Hitchens is author of God Is Not Great: How Religion Poisons Everything. Wilson is senior fellow of theology at New Saint Andrews College and author of Letter From a Christian Citizen, and is as sharp and amusing as Hitchens. And apparently much more persistent, at least in this debate. The link is to part 3, and the first 2 parts are well worth checking out. The topic: "Is Christianity Good for the World?"
My last post was about allowing the members of a church body to freely exercise their gifts. I mean all the gifts of the Spirit, of course, both structural and charismatic. The interesting thing about this is that this was the pattern of the New Testament church, as the charming and lovely Mrs. Swegle pointed out. You can find it desribed in 1 Corinthians 14:26-40, where Paul tells the Corinthian church to have their psalm, their message in tongues (interpreted), their prophecy, their revelation, their teaching--and to do it decently and in order, with everything done for the good of the assembly rather than for the reputation and standing of the speaker(s). Two, or at the most three, messages in tongues; and two, or at the most three, prophecies. This is a rather vague outline of worship but parts of it are pretty clear:
- Gifted people were expected to exercise their gifts in the meeting.
- More than one gift was expected to be exercised.

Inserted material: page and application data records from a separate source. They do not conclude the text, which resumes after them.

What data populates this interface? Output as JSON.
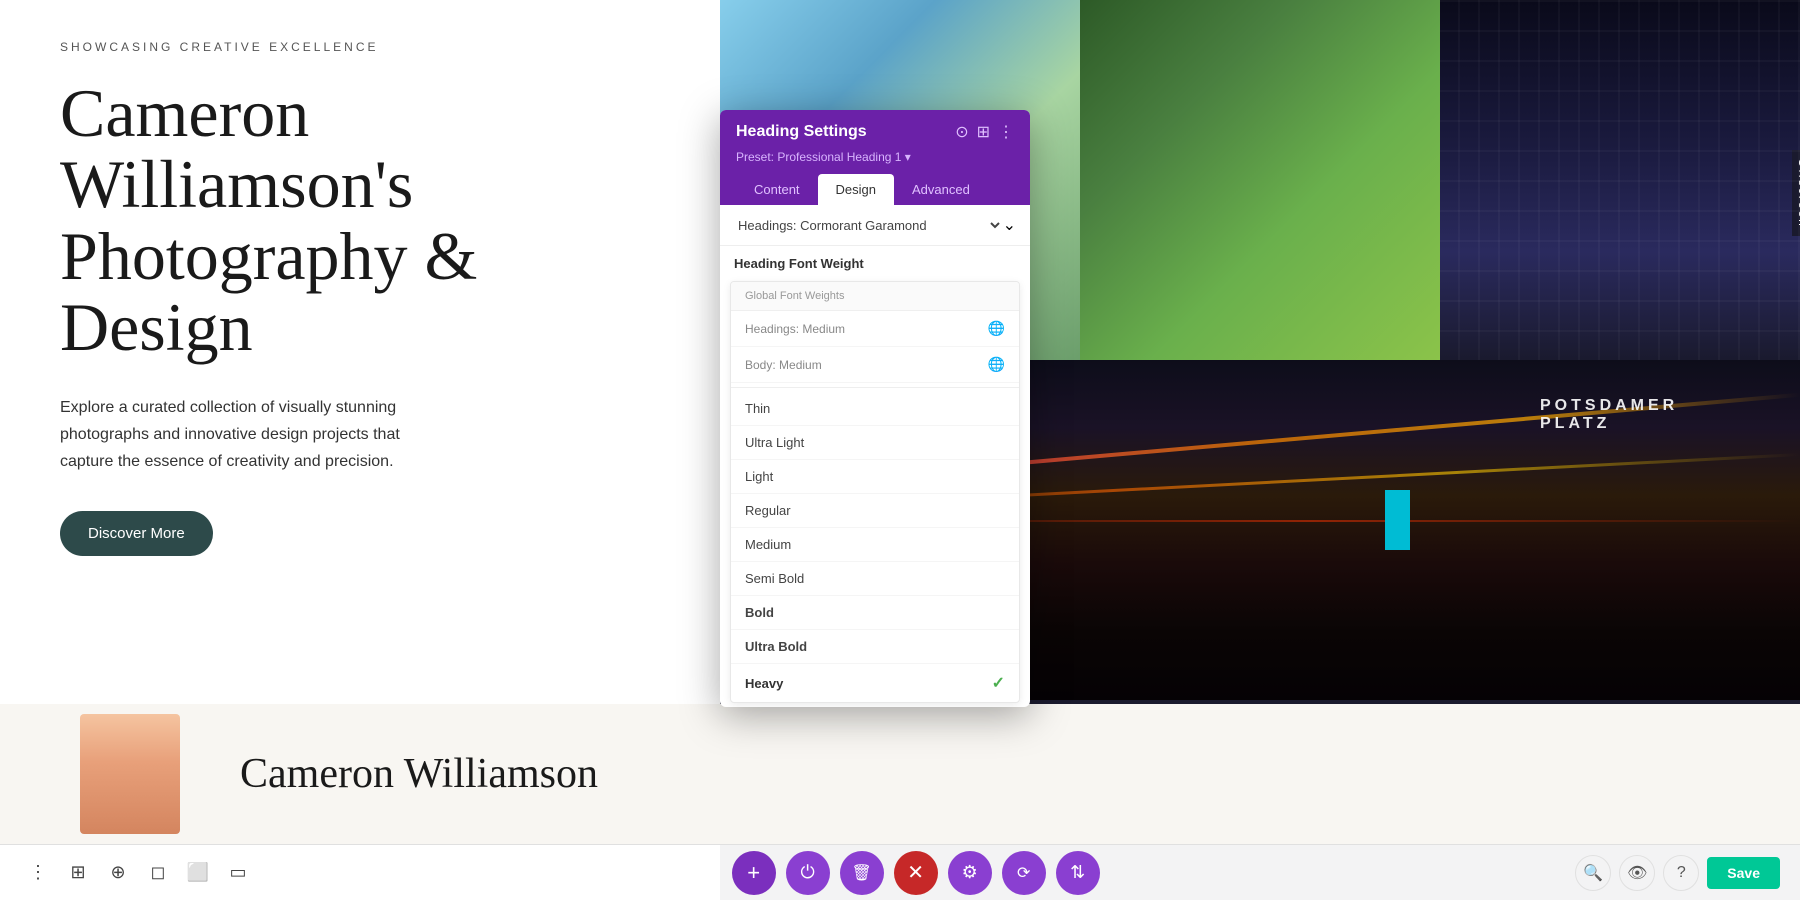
{
  "page": {
    "showcase_label": "SHOWCASING CREATIVE EXCELLENCE",
    "main_heading": "Cameron Williamson's Photography & Design",
    "description": "Explore a curated collection of visually stunning photographs and innovative design projects that capture the essence of creativity and precision.",
    "discover_btn": "Discover More",
    "offscreen_label": "Offscreen"
  },
  "panel": {
    "title": "Heading Settings",
    "preset_label": "Preset: Professional Heading 1 ▾",
    "tabs": [
      {
        "id": "content",
        "label": "Content"
      },
      {
        "id": "design",
        "label": "Design"
      },
      {
        "id": "advanced",
        "label": "Advanced"
      }
    ],
    "active_tab": "design",
    "font_select": {
      "current_value": "Headings: Cormorant Garamond",
      "arrow": "⌄"
    },
    "font_weight_section": "Heading Font Weight",
    "dropdown": {
      "global_label": "Global Font Weights",
      "items": [
        {
          "id": "headings-medium",
          "label": "Headings: Medium",
          "type": "global"
        },
        {
          "id": "body-medium",
          "label": "Body: Medium",
          "type": "global"
        },
        {
          "id": "thin",
          "label": "Thin",
          "type": "weight"
        },
        {
          "id": "ultralight",
          "label": "Ultra Light",
          "type": "weight"
        },
        {
          "id": "light",
          "label": "Light",
          "type": "weight"
        },
        {
          "id": "regular",
          "label": "Regular",
          "type": "weight"
        },
        {
          "id": "medium",
          "label": "Medium",
          "type": "weight"
        },
        {
          "id": "semibold",
          "label": "Semi Bold",
          "type": "weight"
        },
        {
          "id": "bold",
          "label": "Bold",
          "type": "weight",
          "bold": true
        },
        {
          "id": "ultrabold",
          "label": "Ultra Bold",
          "type": "weight",
          "bold": true
        },
        {
          "id": "heavy",
          "label": "Heavy",
          "type": "weight",
          "bold": true,
          "selected": true
        }
      ]
    }
  },
  "toolbar": {
    "left_icons": [
      "⋮",
      "⊞",
      "⊕",
      "◻",
      "⬜"
    ],
    "center_buttons": [
      {
        "id": "add",
        "icon": "+",
        "color": "btn-purple",
        "label": "add"
      },
      {
        "id": "power",
        "icon": "⏻",
        "color": "btn-purple-light",
        "label": "power"
      },
      {
        "id": "delete",
        "icon": "🗑",
        "color": "btn-purple-light",
        "label": "delete"
      },
      {
        "id": "close",
        "icon": "✕",
        "color": "btn-red",
        "label": "close"
      },
      {
        "id": "settings",
        "icon": "⚙",
        "color": "btn-purple-light",
        "label": "settings"
      },
      {
        "id": "history",
        "icon": "⟳",
        "color": "btn-purple-light",
        "label": "history"
      },
      {
        "id": "adjust",
        "icon": "⇅",
        "color": "btn-purple-light",
        "label": "adjust"
      }
    ],
    "right_icons": [
      "🔍",
      "👁",
      "?"
    ],
    "save_label": "Save",
    "save_color": "#00c896"
  },
  "bottom_preview": {
    "heading": "Cameron Williamson"
  },
  "colors": {
    "purple_header": "#6b21a8",
    "check_green": "#4caf50",
    "red_strip": "#e53935",
    "teal_strip": "#00bcd4"
  }
}
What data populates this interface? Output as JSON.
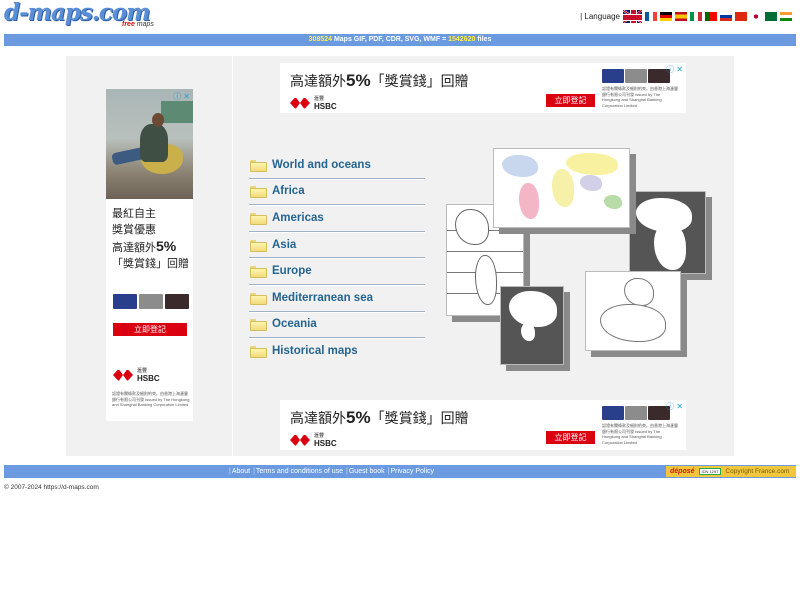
{
  "header": {
    "logo_main": "d-maps.com",
    "logo_sub_free": "free",
    "logo_sub_maps": " maps",
    "language_label": "| Language",
    "flags": [
      {
        "code": "uk",
        "icon": "flag-uk-icon"
      },
      {
        "code": "fr",
        "icon": "flag-france-icon"
      },
      {
        "code": "de",
        "icon": "flag-germany-icon"
      },
      {
        "code": "es",
        "icon": "flag-spain-icon"
      },
      {
        "code": "it",
        "icon": "flag-italy-icon"
      },
      {
        "code": "pt",
        "icon": "flag-portugal-icon"
      },
      {
        "code": "ru",
        "icon": "flag-russia-icon"
      },
      {
        "code": "cn",
        "icon": "flag-china-icon"
      },
      {
        "code": "jp",
        "icon": "flag-japan-icon"
      },
      {
        "code": "sa",
        "icon": "flag-saudi-arabia-icon"
      },
      {
        "code": "in",
        "icon": "flag-india-icon"
      }
    ]
  },
  "stats_bar": {
    "maps_count": "308524",
    "text_middle": " Maps GIF, PDF, CDR, SVG, WMF = ",
    "files_count": "1542620",
    "text_end": " files"
  },
  "ads": {
    "info_close": "ⓘ ✕",
    "vertical": {
      "line1": "最紅自主",
      "line2": "獎賞優惠",
      "line3_prefix": "高達額外",
      "line3_big": "5%",
      "line4": "「獎賞錢」回贈",
      "button": "立即登記",
      "brand_small": "滙豐",
      "brand": "HSBC",
      "fine_print": "認證有關條款及細則約束。由香港上海滙豐銀行有限公司刊發 Issued by The Hongkong and Shanghai Banking Corporation Limited"
    },
    "banner": {
      "headline_prefix": "高達額外",
      "headline_big": "5%",
      "headline_suffix": "「獎賞錢」回贈",
      "button": "立即登記",
      "brand_small": "滙豐",
      "brand": "HSBC",
      "fine_print": "認證有關條款及細則約束。由香港上海滙豐銀行有限公司刊發 Issued by The Hongkong and Shanghai Banking Corporation Limited"
    }
  },
  "menu": {
    "items": [
      {
        "label": "World and oceans"
      },
      {
        "label": "Africa"
      },
      {
        "label": "Americas"
      },
      {
        "label": "Asia"
      },
      {
        "label": "Europe"
      },
      {
        "label": "Mediterranean sea"
      },
      {
        "label": "Oceania"
      },
      {
        "label": "Historical maps"
      }
    ]
  },
  "collage": {
    "maps": [
      "Americas map",
      "World political map",
      "Africa map",
      "Asia map",
      "Europe map"
    ]
  },
  "footer": {
    "links": [
      "About",
      "Terms and conditions of use",
      "Guest book",
      "Privacy Policy"
    ],
    "separator": "|",
    "deposit_label": "déposé",
    "deposit_id": "IDN 1297",
    "deposit_org": "Copyright France.com",
    "copyright": "© 2007-2024 https://d-maps.com"
  }
}
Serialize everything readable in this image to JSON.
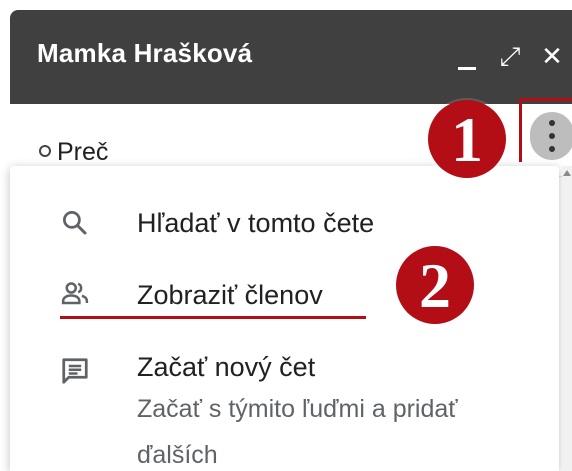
{
  "window": {
    "title": "Mamka Hrašková",
    "minimize_icon": "minimize-icon",
    "popout_icon": "popout-icon",
    "popout_glyph": "⤢",
    "close_icon": "close-icon",
    "close_glyph": "✕"
  },
  "status": {
    "label": "Preč",
    "more_icon": "more-vert-icon"
  },
  "menu": {
    "items": [
      {
        "label": "Hľadať v tomto čete",
        "icon": "search-icon"
      },
      {
        "label": "Zobraziť členov",
        "icon": "people-icon"
      },
      {
        "label": "Začať nový čet",
        "sublabel": "Začať s týmito ľuďmi a pridať ďalších",
        "icon": "chat-icon"
      }
    ]
  },
  "annotations": {
    "step1": "1",
    "step2": "2",
    "accent_color": "#b30d16"
  },
  "colors": {
    "header_bg": "#404040",
    "icon_gray": "#5f6368"
  }
}
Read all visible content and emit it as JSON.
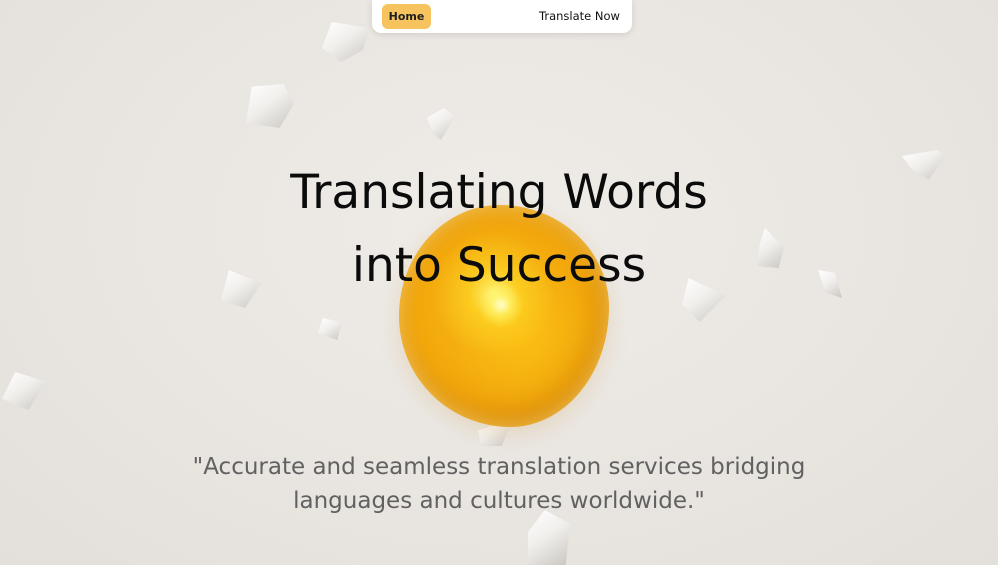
{
  "nav": {
    "home_label": "Home",
    "translate_label": "Translate Now"
  },
  "hero": {
    "title_line1": "Translating Words",
    "title_line2": "into Success",
    "tagline_line1": "\"Accurate and seamless translation services bridging",
    "tagline_line2": "languages and cultures worldwide.\""
  },
  "colors": {
    "accent": "#f6c35f",
    "orb": "#f3a90c",
    "background": "#ebe7e2",
    "title_text": "#0b0b0b",
    "tagline_text": "#616161"
  }
}
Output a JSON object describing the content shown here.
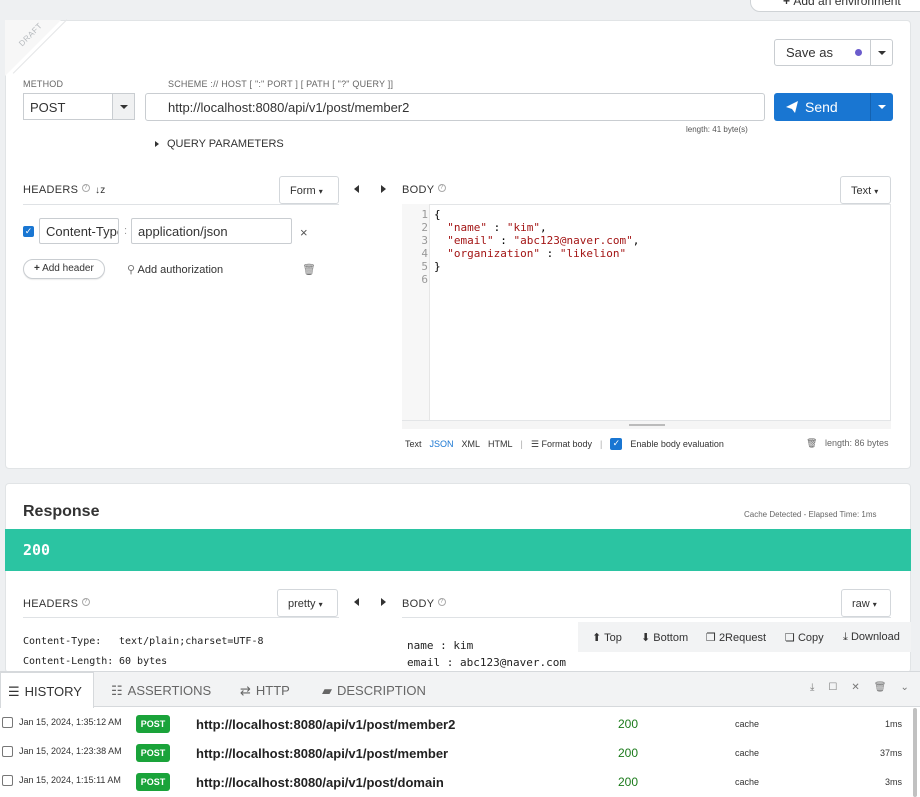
{
  "env": {
    "label": "Add an environment"
  },
  "draft": {
    "label": "DRAFT"
  },
  "request": {
    "method_label": "METHOD",
    "method_value": "POST",
    "scheme_label": "SCHEME :// HOST [ \":\" PORT ] [ PATH [ \"?\" QUERY ]]",
    "url": "http://localhost:8080/api/v1/post/member2",
    "url_length": "length: 41 byte(s)",
    "query_params": "QUERY PARAMETERS",
    "save_as": "Save as",
    "send": "Send"
  },
  "req_headers": {
    "title": "HEADERS",
    "mode": "Form",
    "rows": [
      {
        "name": "Content-Type",
        "value": "application/json"
      }
    ],
    "add_header": "Add header",
    "add_auth": "Add authorization"
  },
  "req_body": {
    "title": "BODY",
    "mode": "Text",
    "lines": [
      {
        "no": "1",
        "text": "{"
      },
      {
        "no": "2",
        "key": "\"name\"",
        "sep": " : ",
        "val": "\"kim\"",
        "end": ","
      },
      {
        "no": "3",
        "key": "\"email\"",
        "sep": " : ",
        "val": "\"abc123@naver.com\"",
        "end": ","
      },
      {
        "no": "4",
        "key": "\"organization\"",
        "sep": " : ",
        "val": "\"likelion\"",
        "end": ""
      },
      {
        "no": "5",
        "text": ""
      },
      {
        "no": "6",
        "text": "}"
      }
    ],
    "formats": [
      "Text",
      "JSON",
      "XML",
      "HTML"
    ],
    "format_body": "Format body",
    "enable_eval": "Enable body evaluation",
    "length": "length: 86 bytes"
  },
  "response": {
    "title": "Response",
    "cache_info": "Cache Detected - Elapsed Time: 1ms",
    "status": "200",
    "headers_title": "HEADERS",
    "headers_mode": "pretty",
    "headers": [
      {
        "name": "Content-Type:",
        "value": "text/plain;charset=UTF-8"
      },
      {
        "name": "Content-Length:",
        "value": "60 bytes"
      }
    ],
    "body_title": "BODY",
    "body_mode": "raw",
    "body_actions": {
      "top": "Top",
      "bottom": "Bottom",
      "request": "2Request",
      "copy": "Copy",
      "download": "Download"
    },
    "body_lines": [
      "name : kim",
      "email : abc123@naver.com"
    ]
  },
  "history": {
    "tabs": [
      "HISTORY",
      "ASSERTIONS",
      "HTTP",
      "DESCRIPTION"
    ],
    "rows": [
      {
        "date": "Jan 15, 2024, 1:35:12 AM",
        "method": "POST",
        "url": "http://localhost:8080/api/v1/post/member2",
        "status": "200",
        "cache": "cache",
        "time": "1ms"
      },
      {
        "date": "Jan 15, 2024, 1:23:38 AM",
        "method": "POST",
        "url": "http://localhost:8080/api/v1/post/member",
        "status": "200",
        "cache": "cache",
        "time": "37ms"
      },
      {
        "date": "Jan 15, 2024, 1:15:11 AM",
        "method": "POST",
        "url": "http://localhost:8080/api/v1/post/domain",
        "status": "200",
        "cache": "cache",
        "time": "3ms"
      }
    ]
  }
}
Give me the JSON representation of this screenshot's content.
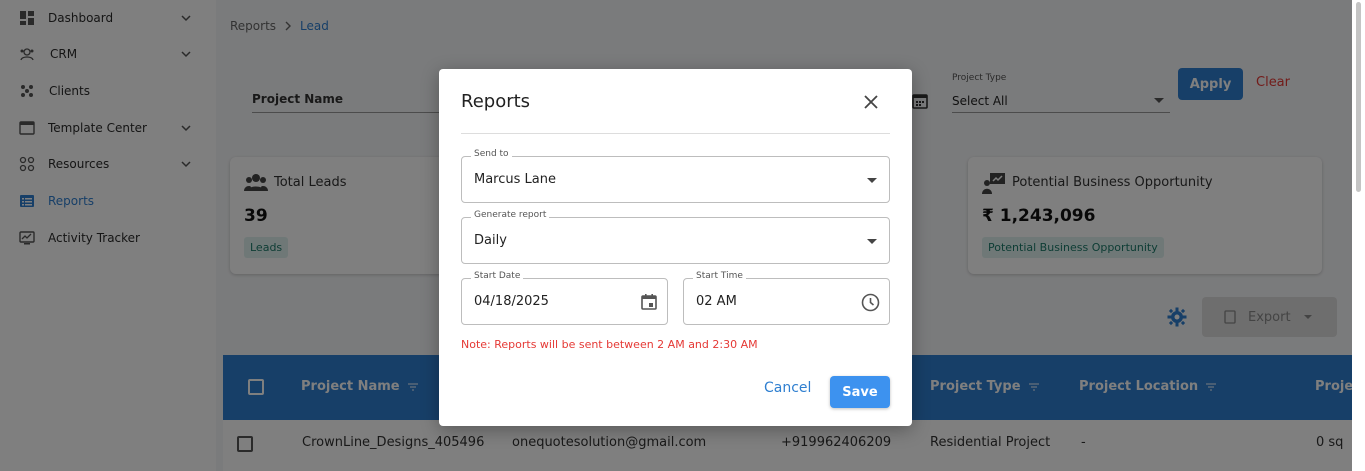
{
  "sidebar": {
    "items": [
      {
        "label": "Dashboard",
        "icon": "dashboard-icon",
        "chevron": true
      },
      {
        "label": "CRM",
        "icon": "crm-icon",
        "chevron": true
      },
      {
        "label": "Clients",
        "icon": "clients-icon",
        "chevron": false
      },
      {
        "label": "Template Center",
        "icon": "template-icon",
        "chevron": true
      },
      {
        "label": "Resources",
        "icon": "resources-icon",
        "chevron": true
      },
      {
        "label": "Reports",
        "icon": "reports-icon",
        "chevron": false,
        "active": true
      },
      {
        "label": "Activity Tracker",
        "icon": "activity-icon",
        "chevron": false
      }
    ]
  },
  "breadcrumb": {
    "parent": "Reports",
    "current": "Lead"
  },
  "filters": {
    "project_name_label": "Project Name",
    "project_type_label": "Project Type",
    "project_type_value": "Select All",
    "apply_label": "Apply",
    "clear_label": "Clear"
  },
  "cards": [
    {
      "title": "Total Leads",
      "value": "39",
      "badge": "Leads"
    },
    {
      "title": "Potential Business Opportunity",
      "value": "₹ 1,243,096",
      "badge": "Potential Business Opportunity"
    }
  ],
  "toolbar": {
    "export_label": "Export"
  },
  "table": {
    "headers": [
      "Project Name",
      "Project Type",
      "Project Location",
      "Proje"
    ],
    "row": {
      "project_name": "CrownLine_Designs_405496",
      "email": "onequotesolution@gmail.com",
      "phone": "+919962406209",
      "project_type": "Residential Project",
      "project_location": "-",
      "area": "0 sq"
    }
  },
  "modal": {
    "title": "Reports",
    "send_to_label": "Send to",
    "send_to_value": "Marcus Lane",
    "generate_label": "Generate report",
    "generate_value": "Daily",
    "start_date_label": "Start Date",
    "start_date_value": "04/18/2025",
    "start_time_label": "Start Time",
    "start_time_value": "02 AM",
    "note": "Note: Reports will be sent between 2 AM and 2:30 AM",
    "cancel_label": "Cancel",
    "save_label": "Save"
  },
  "colors": {
    "accent": "#2f7fd0",
    "danger": "#e53935",
    "badge_bg": "#dff1ee",
    "badge_text": "#1d7a6a"
  }
}
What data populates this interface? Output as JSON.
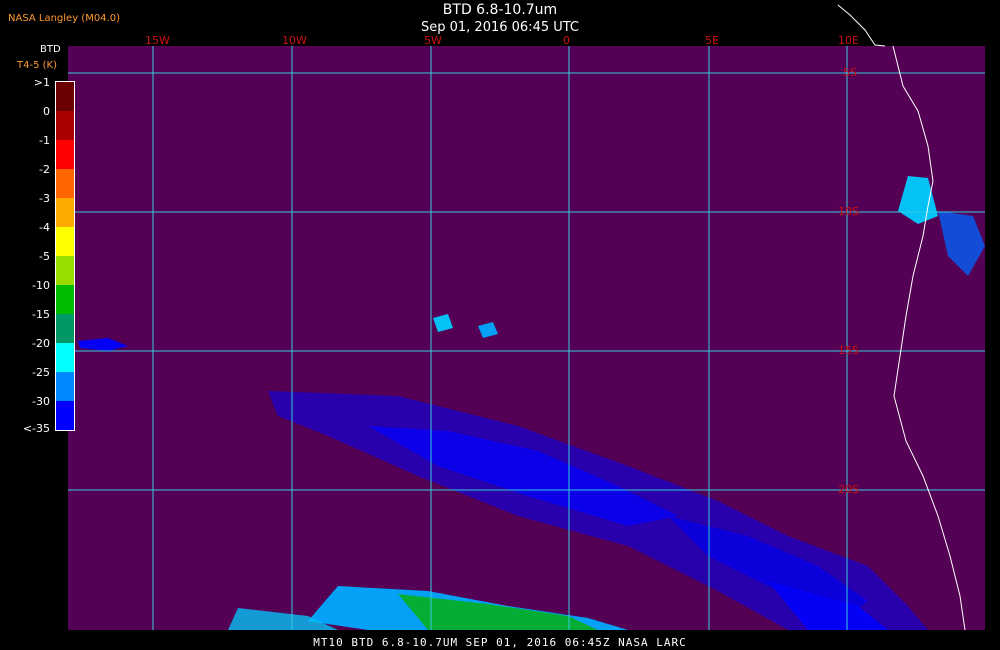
{
  "credit": "NASA Langley (M04.0)",
  "title": "BTD 6.8-10.7um",
  "datetime": "Sep 01, 2016 06:45 UTC",
  "legend": {
    "title": "BTD",
    "subtitle": "T4-5 (K)",
    "ticks": [
      ">1",
      "0",
      "-1",
      "-2",
      "-3",
      "-4",
      "-5",
      "-10",
      "-15",
      "-20",
      "-25",
      "-30",
      "<-35"
    ],
    "colors": [
      "#6b0000",
      "#aa0000",
      "#ff0000",
      "#ff6600",
      "#ffaa00",
      "#ffff00",
      "#99dd00",
      "#00bb00",
      "#009966",
      "#00ffff",
      "#0088ff",
      "#0000ff",
      "#540054"
    ]
  },
  "lon_labels": [
    "15W",
    "10W",
    "5W",
    "0",
    "5E",
    "10E"
  ],
  "lat_labels": [
    "5S",
    "10S",
    "15S",
    "20S"
  ],
  "footer": "MT10  BTD 6.8-10.7UM   SEP 01, 2016 06:45Z   NASA LARC"
}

- More than one person was permitted to exercise his/her gift (but no more than 3!).
- Prophets were expected to subject their utterances to the judgment of other prophets.
- There was a known, though not specified, order in which these things were done.
So here's a question, based on the idea that "form follows function." If this is the function of the worship service, what should the form of the body be to adhere to this function? How should a congregation structure itself so as to allow this kind of worship? What form would best create this true New Testament worship? Would mega-churches? House churches? Small churches? Mid-sized? Elder-led? Denominational? Independent? Co-pastored?
This is "ecclesiology," and it's more important than we think--and not for the reasons we think. Ecclesiology isn't so much about authority as about creating a structure that releases the work of the Spirit. We focus on "decently and in order" while neglecting "let all things be done." Because we think authority and order are the function of the church, we give the local body a form that keeps it from its full function--the exercise of all the gifts of the Spirit. So, give me your thoughts. What kind of form should the local church take to fulfill its function?